Google, Yahoo!, and Bing also make their popular base map tiles available to the public for use on mashups (governed by certain usage regulations). It is on these base layers that users overlay their data files through the web map API's.
These proprietary API's are immensely popular because they are freely available, and because they are well documented. The Google Mapping API in particularly well documented, both on-line and through published books.
As noted in the Web Mapping page, the learning curve for a Google mashup appears to be less steep than that for OpenLayers. While it is apparently easier to start creating simple mashups than mastering OpenLayers to create open web maps, ultimately OpenLayers provides the web map creator much greater flexibility in customizing the final product. This is one of the trade-offs to be considered in determining whether open web mapping or mashups will provide the appropriate web map application for information dissemination.
Project participants have tended to create Google mashups, rather than their Bing or Yahoo! equivalents, simply because of prior familiarity with the Google Maps API. A recent development from Google makes the use of Google mashups even more compelling. This is the appearance of Fusion Tables, which serves as a publicly-available, multi-function database. A fusion table can be populated with X-Y coordinates as well as attributes for each geometry represented by the coordinates. These can be rendered directly from Fusion Tables, or programmatically (via Google Maps API) as a Google mashup.
In open web mapping, reading data from datastores (instead of KML files, shapefiles and other stand-alone vector files) involves setting up and caring for a full-blown database like PostGIS or SpatiaLite. Fusion tables appear to be much easier to establish and simpler to populate (via csv files, KML files, or Google docs). The Google Maps API allows rendering of the spatial layer stored therein, and has methods for querying the attribute data. This provides Google mashups with functionality similar to what can be obtained through deployment of the open source datastores such as PostGIS or SpatiaLite.
The mashup illustrated above is the 2012 Acme Township (MI) parcel map. This map comprises a Google Maps satellite view basemap, with a township parcel map KML file as the overlay. When a user clicks on a parcel in the map, the web page sends the PIN number of the parcel to a Google Fusion Table that stores data on all township parcels. The fusion table then returns that data to the webpage, and the page renders the information on the right-hand panel of the page. Click on this page for more information on this particular mashup.
As of October 1, 2011, Google will start enforcing usage limits for free use of their Google Maps API. These limits, and the cost for usage exceeding the limits, are reproduced below from the "Usage Limits" section of the Google Maps API Family FAQ page.
 - From 2,500 to 25,000 map loads per day
 - Above 25,000 map loads per day

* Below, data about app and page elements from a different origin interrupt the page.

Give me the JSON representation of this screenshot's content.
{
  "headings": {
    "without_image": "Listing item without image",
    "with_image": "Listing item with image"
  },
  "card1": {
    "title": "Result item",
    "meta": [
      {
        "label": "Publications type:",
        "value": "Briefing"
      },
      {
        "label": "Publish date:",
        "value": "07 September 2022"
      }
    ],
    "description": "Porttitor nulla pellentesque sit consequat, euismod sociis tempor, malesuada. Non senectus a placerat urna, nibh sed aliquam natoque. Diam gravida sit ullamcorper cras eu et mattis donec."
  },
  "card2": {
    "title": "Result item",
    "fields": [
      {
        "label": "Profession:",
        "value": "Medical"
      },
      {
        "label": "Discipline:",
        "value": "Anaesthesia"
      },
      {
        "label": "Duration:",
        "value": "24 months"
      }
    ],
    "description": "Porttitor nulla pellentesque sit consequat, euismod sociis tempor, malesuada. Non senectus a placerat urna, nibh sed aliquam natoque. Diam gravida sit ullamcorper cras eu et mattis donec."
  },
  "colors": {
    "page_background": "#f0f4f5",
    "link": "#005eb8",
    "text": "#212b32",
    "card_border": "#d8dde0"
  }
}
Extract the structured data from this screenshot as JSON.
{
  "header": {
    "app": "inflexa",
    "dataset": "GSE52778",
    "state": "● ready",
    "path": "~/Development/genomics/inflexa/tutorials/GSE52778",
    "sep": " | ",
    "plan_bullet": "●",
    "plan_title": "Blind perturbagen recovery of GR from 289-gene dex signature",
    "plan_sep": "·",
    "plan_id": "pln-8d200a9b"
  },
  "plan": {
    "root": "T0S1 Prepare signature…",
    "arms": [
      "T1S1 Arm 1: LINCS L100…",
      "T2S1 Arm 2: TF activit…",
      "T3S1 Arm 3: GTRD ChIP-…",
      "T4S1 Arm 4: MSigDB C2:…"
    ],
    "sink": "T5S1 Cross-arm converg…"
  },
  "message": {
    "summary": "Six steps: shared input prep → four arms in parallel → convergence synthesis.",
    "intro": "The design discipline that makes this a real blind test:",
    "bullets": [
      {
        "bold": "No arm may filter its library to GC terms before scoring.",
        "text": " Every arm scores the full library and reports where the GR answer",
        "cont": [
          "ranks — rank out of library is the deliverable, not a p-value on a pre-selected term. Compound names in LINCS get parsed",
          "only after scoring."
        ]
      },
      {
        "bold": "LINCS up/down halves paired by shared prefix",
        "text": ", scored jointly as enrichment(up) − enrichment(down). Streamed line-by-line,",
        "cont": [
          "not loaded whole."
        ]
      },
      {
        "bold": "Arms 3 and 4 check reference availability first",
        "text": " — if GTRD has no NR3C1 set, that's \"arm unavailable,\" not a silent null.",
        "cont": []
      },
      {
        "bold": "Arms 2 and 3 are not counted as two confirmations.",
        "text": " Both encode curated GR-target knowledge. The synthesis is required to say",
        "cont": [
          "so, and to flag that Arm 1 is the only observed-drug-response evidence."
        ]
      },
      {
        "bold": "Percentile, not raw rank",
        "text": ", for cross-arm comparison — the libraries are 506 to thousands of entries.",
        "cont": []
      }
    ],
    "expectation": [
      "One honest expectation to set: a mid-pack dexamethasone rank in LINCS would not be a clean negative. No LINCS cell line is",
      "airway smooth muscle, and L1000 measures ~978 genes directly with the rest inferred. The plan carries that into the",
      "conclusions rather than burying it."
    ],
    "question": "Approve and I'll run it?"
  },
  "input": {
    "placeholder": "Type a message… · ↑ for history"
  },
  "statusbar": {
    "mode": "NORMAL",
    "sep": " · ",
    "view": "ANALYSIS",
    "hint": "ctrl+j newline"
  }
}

The FAQ defines "usage" (or "load"), and notes that once a map using API v3 or v2 is loaded (and counted as a "usage"), the user can interact with it as many times as desired without counting against the "usage" limit.
While it is highly unlikely that usage of our project participants' interactive web map pages will ever exceed the limit, participants must take this usage limit in mind when deciding which mapping API to employ in their web maps.